It may be that the “Fibonacci” method, in which pitchers get most of their value from their games under .500, makes the baseline for getting Loss Points too awful. The highest pitcher over .500 was Frank Tanana, whose 240-236 record gave him 113 FLP for 25th on the list. Nevertheless, this is a fun exercise that produces some interesting answers.
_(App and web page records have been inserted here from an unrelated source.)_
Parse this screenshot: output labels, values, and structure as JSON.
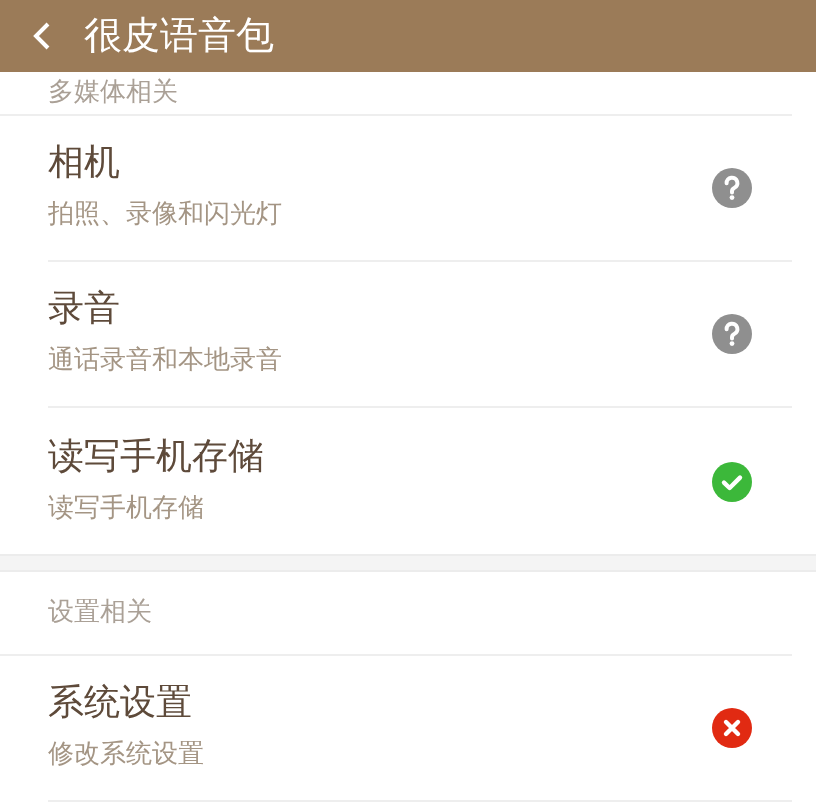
{
  "header": {
    "title": "很皮语音包"
  },
  "sections": [
    {
      "label": "多媒体相关",
      "items": [
        {
          "title": "相机",
          "subtitle": "拍照、录像和闪光灯",
          "kind": "unknown"
        },
        {
          "title": "录音",
          "subtitle": "通话录音和本地录音",
          "kind": "unknown"
        },
        {
          "title": "读写手机存储",
          "subtitle": "读写手机存储",
          "kind": "granted"
        }
      ]
    },
    {
      "label": "设置相关",
      "items": [
        {
          "title": "系统设置",
          "subtitle": "修改系统设置",
          "kind": "denied"
        }
      ]
    }
  ]
}
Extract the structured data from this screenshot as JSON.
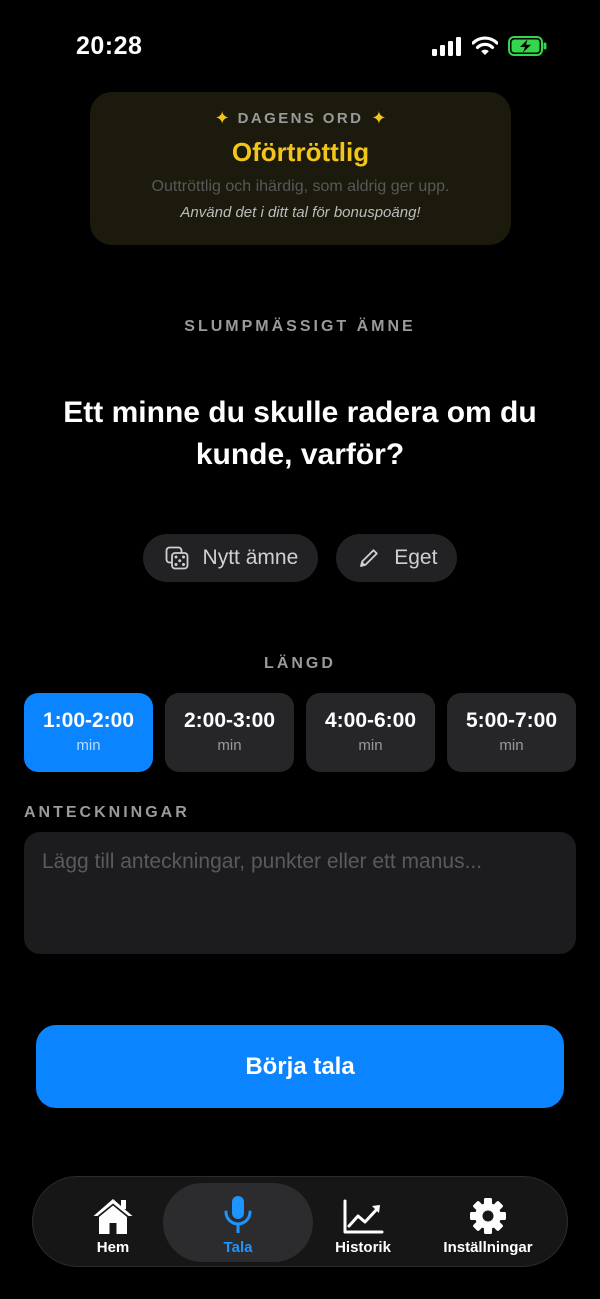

Strangely, no active pitchers placed in the top 50; the closest is Terry Mulholland whose 124-142 record is about an 0-2 record away from the top 50 (he is 55th). Next is Steve Trachsel, whose 119-135 record gives him 88 FLP; he needs another 6-9 or so. The top active pitchers after Trachsel are Jason Johnson (52-86), Jose Mesa (77-101), and Glendon Rusch (57-86). Given today’s huge pitching staffs and 30 teams, one might expect to see more big losers going forward, but there are three factors that counteract this (greater competitive balance, large bullpens where most of the bad pitchers are put, and free agency making it easier to escape an awful team) which seem to be enough to keep current pitchers away from threatening these sorts of records.

Unless Sir Sidney Ponson somehow stays out of the penitentiary, of course.

References & Resources
Many thanks to Bill James for providing the inspiration for this article and to Lee Sinins’ Sabermetric Encyclopedia for providing the data.